Mae's kid sister.
No man had kissed her.
Excitement made her wild-eyed:
She was so thrilled to be there
She could have died!
She was quite pretty
And she looked older.
She only knew
What had been told her.
I'd never heard of Joseph Moncure March's The Wild Party until I stumbled across an excerpt in Singapore while checking a reference. It's a book-length poem, published in 1928, that captures Jazz-age noir weirdly, wonderfully. Spiegelman illustrated it in '94. It's quite a ride.
And she liked her lovers violent, and vicious:
Queenie was sexually ambitious.
Now you know.
A fascinating woman, as they go.
You shouldn't miss this.
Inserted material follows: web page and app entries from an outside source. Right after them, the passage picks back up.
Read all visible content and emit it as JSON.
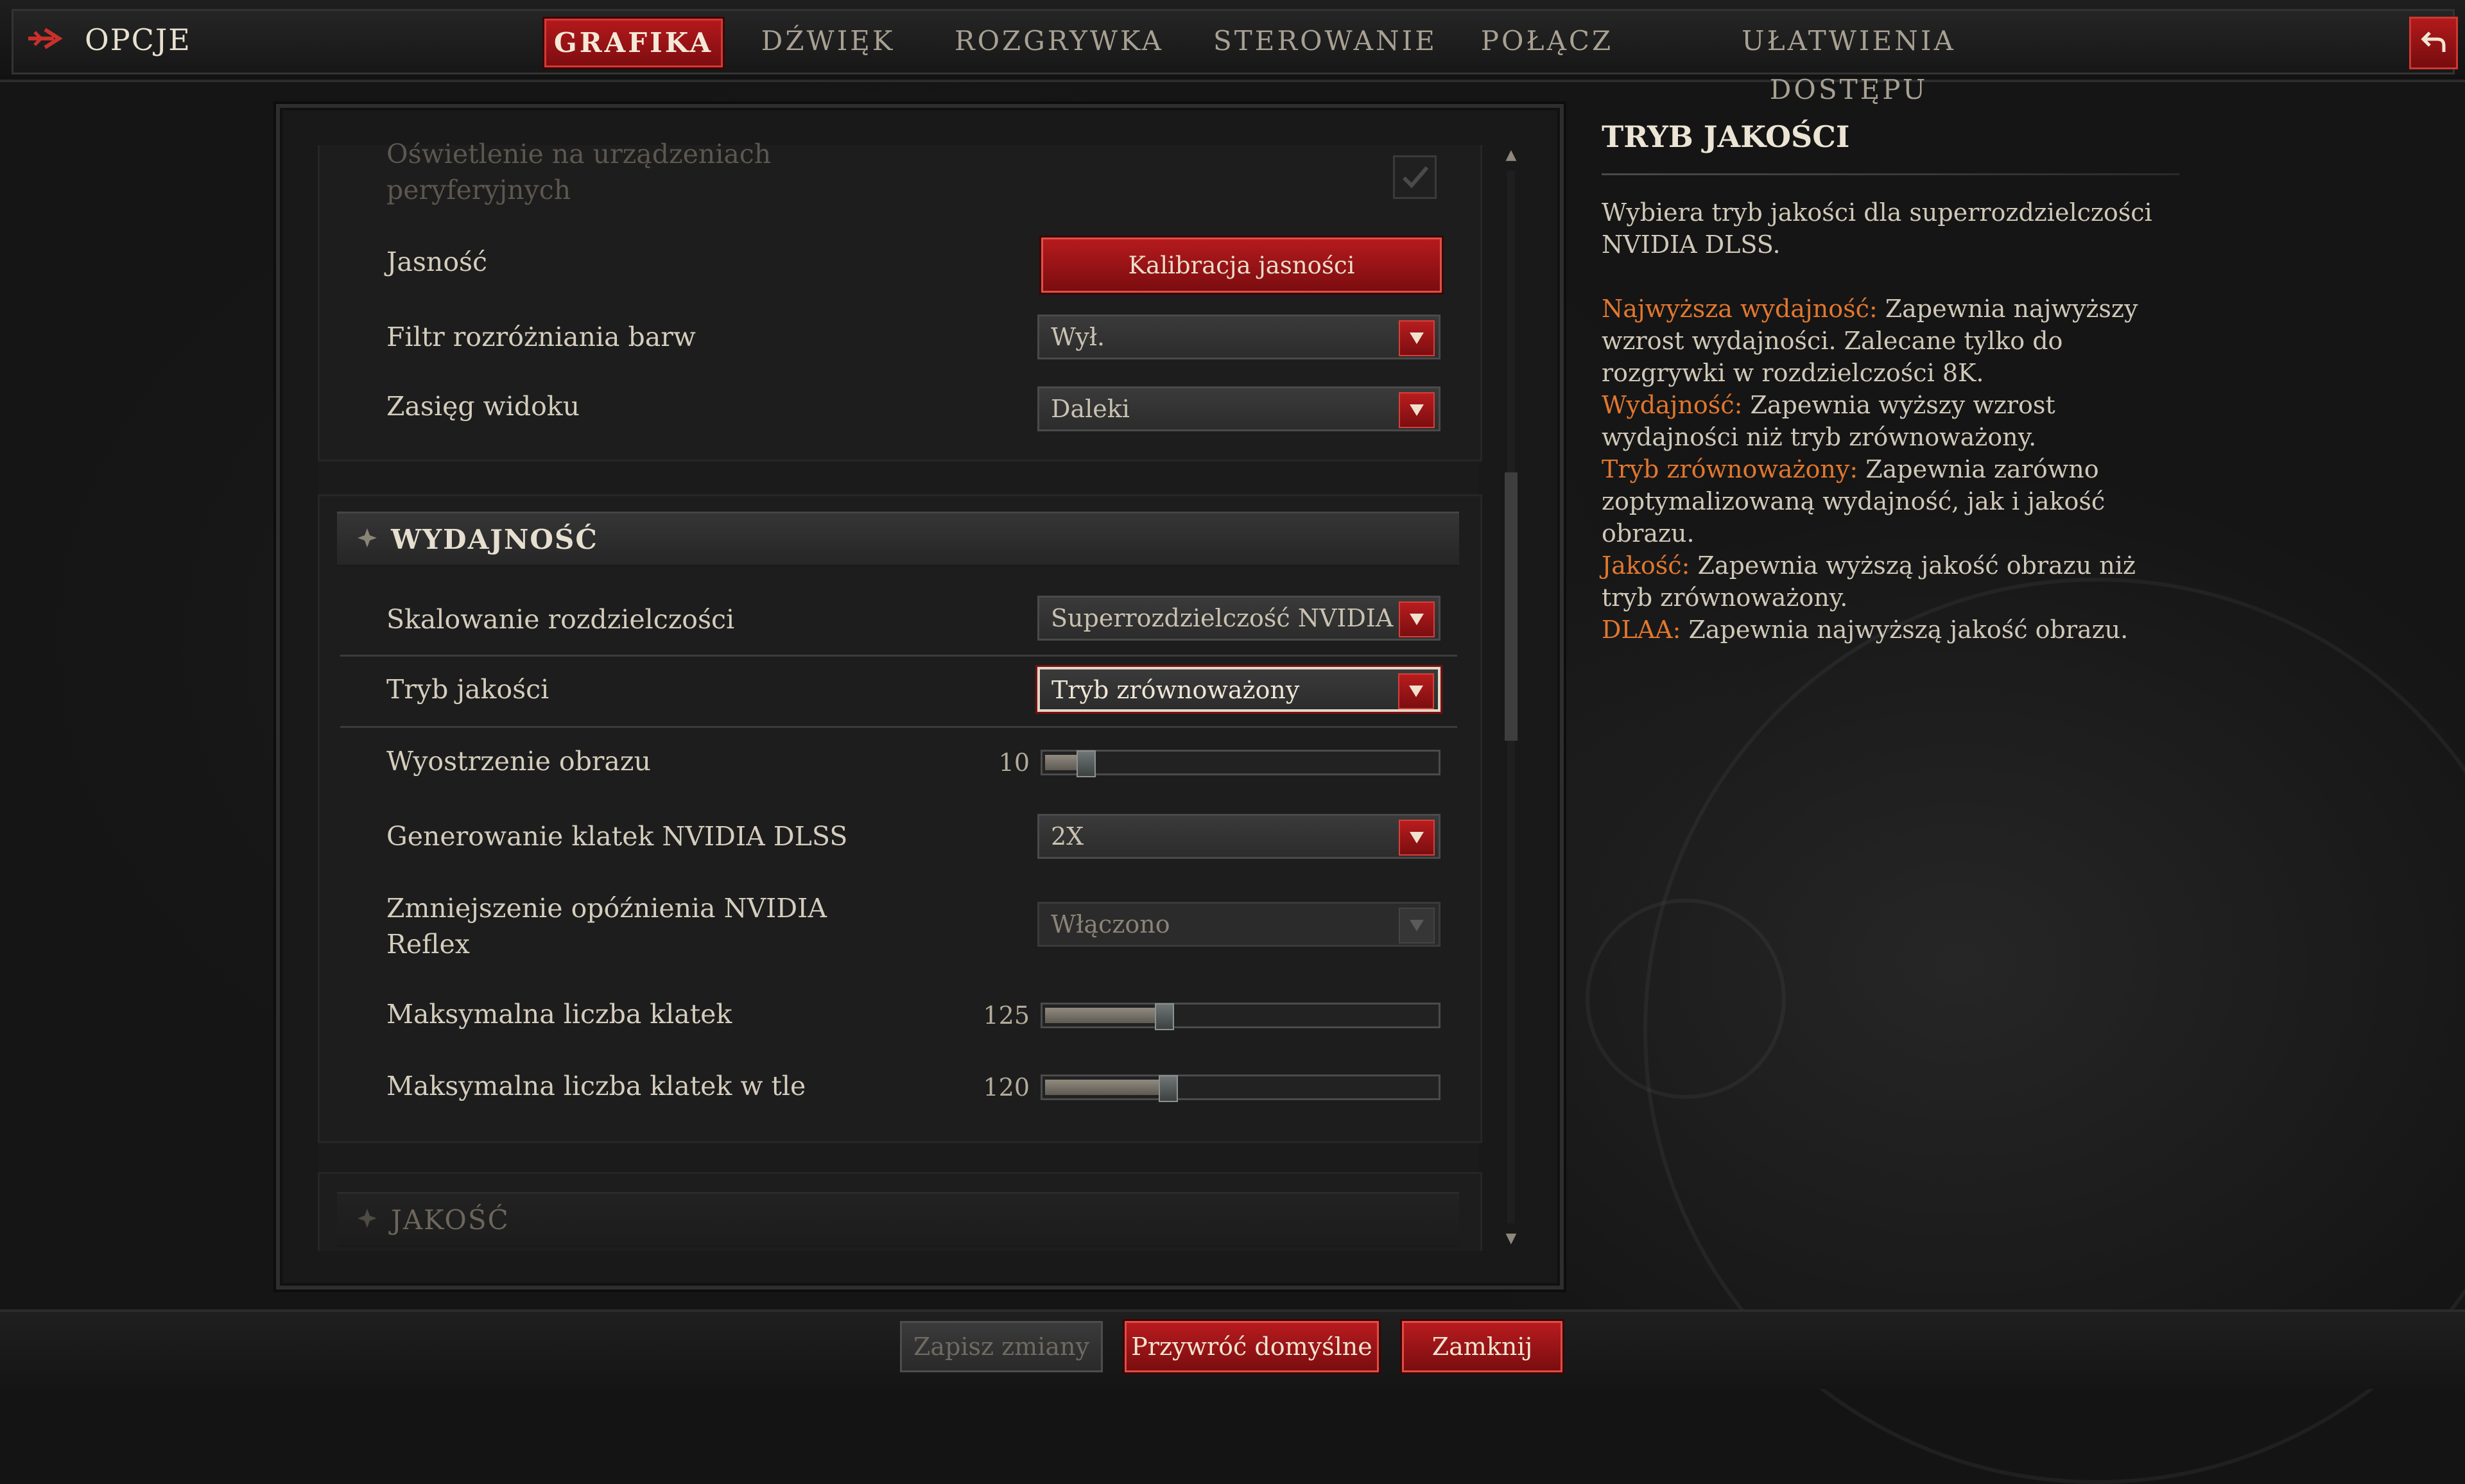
{
  "header": {
    "title": "OPCJE",
    "tabs": [
      {
        "label": "GRAFIKA",
        "active": true
      },
      {
        "label": "DŹWIĘK"
      },
      {
        "label": "ROZGRYWKA"
      },
      {
        "label": "STEROWANIE"
      },
      {
        "label": "POŁĄCZ"
      },
      {
        "label": "UŁATWIENIA DOSTĘPU"
      }
    ]
  },
  "settings": {
    "peripheral_lighting": {
      "label": "Oświetlenie na urządzeniach peryferyjnych",
      "checked": true
    },
    "brightness": {
      "label": "Jasność",
      "button": "Kalibracja jasności"
    },
    "color_filter": {
      "label": "Filtr rozróżniania barw",
      "value": "Wył."
    },
    "view_distance": {
      "label": "Zasięg widoku",
      "value": "Daleki"
    },
    "performance_section": {
      "title": "WYDAJNOŚĆ"
    },
    "resolution_scaling": {
      "label": "Skalowanie rozdzielczości",
      "value": "Superrozdzielczość NVIDIA DLSS"
    },
    "quality_mode": {
      "label": "Tryb jakości",
      "value": "Tryb zrównoważony"
    },
    "sharpening": {
      "label": "Wyostrzenie obrazu",
      "value": "10",
      "fraction": 0.1
    },
    "frame_generation": {
      "label": "Generowanie klatek NVIDIA DLSS",
      "value": "2X"
    },
    "reflex": {
      "label_line1": "Zmniejszenie opóźnienia NVIDIA",
      "label_line2": "Reflex",
      "value": "Włączono"
    },
    "max_fps": {
      "label": "Maksymalna liczba klatek",
      "value": "125",
      "fraction": 0.3
    },
    "max_fps_bg": {
      "label": "Maksymalna liczba klatek w tle",
      "value": "120",
      "fraction": 0.31
    },
    "quality_section": {
      "title": "JAKOŚĆ"
    }
  },
  "info": {
    "title": "TRYB JAKOŚCI",
    "description": "Wybiera tryb jakości dla superrozdzielczości NVIDIA DLSS.",
    "options": [
      {
        "key": "Najwyższa wydajność:",
        "text": " Zapewnia najwyższy wzrost wydajności. Zalecane tylko do rozgrywki w rozdzielczości 8K."
      },
      {
        "key": "Wydajność:",
        "text": " Zapewnia wyższy wzrost wydajności niż tryb zrównoważony."
      },
      {
        "key": "Tryb zrównoważony:",
        "text": " Zapewnia zarówno zoptymalizowaną wydajność, jak i jakość obrazu."
      },
      {
        "key": "Jakość:",
        "text": " Zapewnia wyższą jakość obrazu niż tryb zrównoważony."
      },
      {
        "key": "DLAA:",
        "text": " Zapewnia najwyższą jakość obrazu."
      }
    ],
    "accent_color": "#e2772e"
  },
  "footer": {
    "save": "Zapisz zmiany",
    "defaults": "Przywróć domyślne",
    "close": "Zamknij"
  },
  "colors": {
    "accent_red": "#b51a1d",
    "background": "#151515"
  }
}
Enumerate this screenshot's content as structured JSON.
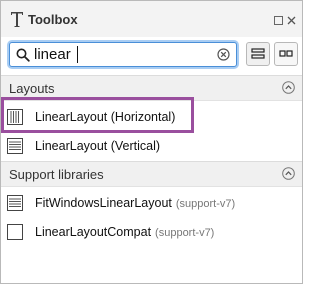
{
  "window": {
    "title": "Toolbox"
  },
  "search": {
    "value": "linear"
  },
  "sections": [
    {
      "label": "Layouts",
      "items": [
        {
          "label": "LinearLayout (Horizontal)",
          "sub": "",
          "icon": "linear-layout-horizontal-icon"
        },
        {
          "label": "LinearLayout (Vertical)",
          "sub": "",
          "icon": "linear-layout-vertical-icon"
        }
      ]
    },
    {
      "label": "Support libraries",
      "items": [
        {
          "label": "FitWindowsLinearLayout",
          "sub": "(support-v7)",
          "icon": "fit-windows-linear-layout-icon"
        },
        {
          "label": "LinearLayoutCompat",
          "sub": "(support-v7)",
          "icon": "linear-layout-compat-icon"
        }
      ]
    }
  ],
  "colors": {
    "highlight": "#9a4f9e",
    "focus": "#4a8fd8"
  }
}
There's a lot not to like: casual racism, anti-semitism, perhaps homophobia. No worse, I think, than Dorothy Sayers, and with the same excuse. The poem is too long. Occasionally it gets out of control, as when Mae turns into a limerick.
But the book is filled with wonderfully curdled moments.